An Orange County District Attorney's office (OCDA) investigation into the officer-involved shooting of a 56-year-old man in Orange in the summer of 2010 concluded it was not a cop who fired the kill shot but the dead man.
Orange Police Cpl. Clark Smith acted reasonably when he fired two rounds at Michael Rodriguez, who was struck in the left forearm before shooting himself in the temple, concludes an OCDA letter released Thursday.
On the morning of July 13, 2010, Rodriguez told his girlfriend he was leaving her, and he left their home with a handgun she had tried to keep away from him. She later told investigators Rodriguez was an alcoholic who took medications for chronic neck pain and that the combination changed his personality for the worse and caused him to experience hallucinations.
Orange Police received calls from the girlfriend's daughter and others that Rodriguez had a gun and was threatening to kill himself. Officers arrived to the 2500 block of North Bourbon Street around 12:30 p.m. and, according to the OCDA report, sound from the sirens caused Rodriguez to sprint north on Bortz Street. Cops told dispatchers he had a brown bag in one hand and an unknown object in the other.
Smith was the first to encounter Rodriguez, with the officer sounding his fog horn to get the distraught man's attention.

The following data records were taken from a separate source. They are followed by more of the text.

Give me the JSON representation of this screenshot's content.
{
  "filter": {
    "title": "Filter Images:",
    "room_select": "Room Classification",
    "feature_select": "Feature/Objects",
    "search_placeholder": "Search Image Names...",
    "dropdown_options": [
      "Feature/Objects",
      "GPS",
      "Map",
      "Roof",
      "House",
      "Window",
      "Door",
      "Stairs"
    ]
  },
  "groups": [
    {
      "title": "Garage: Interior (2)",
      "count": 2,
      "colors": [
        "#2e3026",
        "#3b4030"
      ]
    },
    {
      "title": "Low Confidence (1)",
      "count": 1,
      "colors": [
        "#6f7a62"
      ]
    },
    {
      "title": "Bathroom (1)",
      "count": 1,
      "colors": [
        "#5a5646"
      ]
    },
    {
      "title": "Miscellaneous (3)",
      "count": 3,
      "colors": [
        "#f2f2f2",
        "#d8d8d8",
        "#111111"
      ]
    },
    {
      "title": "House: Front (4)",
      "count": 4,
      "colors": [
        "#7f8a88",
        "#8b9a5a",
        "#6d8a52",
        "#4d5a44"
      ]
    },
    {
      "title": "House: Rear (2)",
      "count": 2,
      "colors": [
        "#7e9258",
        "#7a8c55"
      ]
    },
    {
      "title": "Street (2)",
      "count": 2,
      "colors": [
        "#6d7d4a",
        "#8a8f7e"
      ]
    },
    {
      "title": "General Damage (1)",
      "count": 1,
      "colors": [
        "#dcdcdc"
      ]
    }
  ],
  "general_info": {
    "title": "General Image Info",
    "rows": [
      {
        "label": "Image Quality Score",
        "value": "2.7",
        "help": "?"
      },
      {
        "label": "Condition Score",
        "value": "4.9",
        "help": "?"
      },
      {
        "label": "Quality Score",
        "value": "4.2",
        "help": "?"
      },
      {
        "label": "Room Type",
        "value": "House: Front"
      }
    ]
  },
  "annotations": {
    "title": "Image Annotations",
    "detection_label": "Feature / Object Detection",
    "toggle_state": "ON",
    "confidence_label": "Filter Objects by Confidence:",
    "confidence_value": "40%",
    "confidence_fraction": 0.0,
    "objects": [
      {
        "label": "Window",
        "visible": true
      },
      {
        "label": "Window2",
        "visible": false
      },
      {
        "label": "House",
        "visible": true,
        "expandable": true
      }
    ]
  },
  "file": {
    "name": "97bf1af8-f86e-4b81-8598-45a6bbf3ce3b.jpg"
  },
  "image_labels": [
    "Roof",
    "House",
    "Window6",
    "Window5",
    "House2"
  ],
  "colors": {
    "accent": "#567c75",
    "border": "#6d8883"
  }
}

Rodriguez ignored that as well as the officers commands to turn around, show his hands and get on the ground, something witnesses confirmed, according to the OCDA letter.
When Rodriguez did turn to face Smith, the officer made out that previously unknown object being held: a small derringer-type firearm. That's when the cop fired twice and called for back-up, the investigation found. Other officers arrived to see Rodriguez staggering around and pulling his gun to his temple several times before he fired the weapon and slumped to the ground.
The OCDA report states that the handgun was found next to Rodriguez's head, that the autopsy concluded he died of a single gunshot wound to the head and that the bullet removed from his brain had been fired by his own weapon.
Matt Coker has been engaging, enraging and entertaining readers of newspapers, magazines and websites for decades. He spent the first 13 years of his career in journalism at daily newspapers before “graduating” to OC Weekly in 1995 as the paper’s first calendar editor. He went on to be managing editor, executive editor and is now senior staff writer.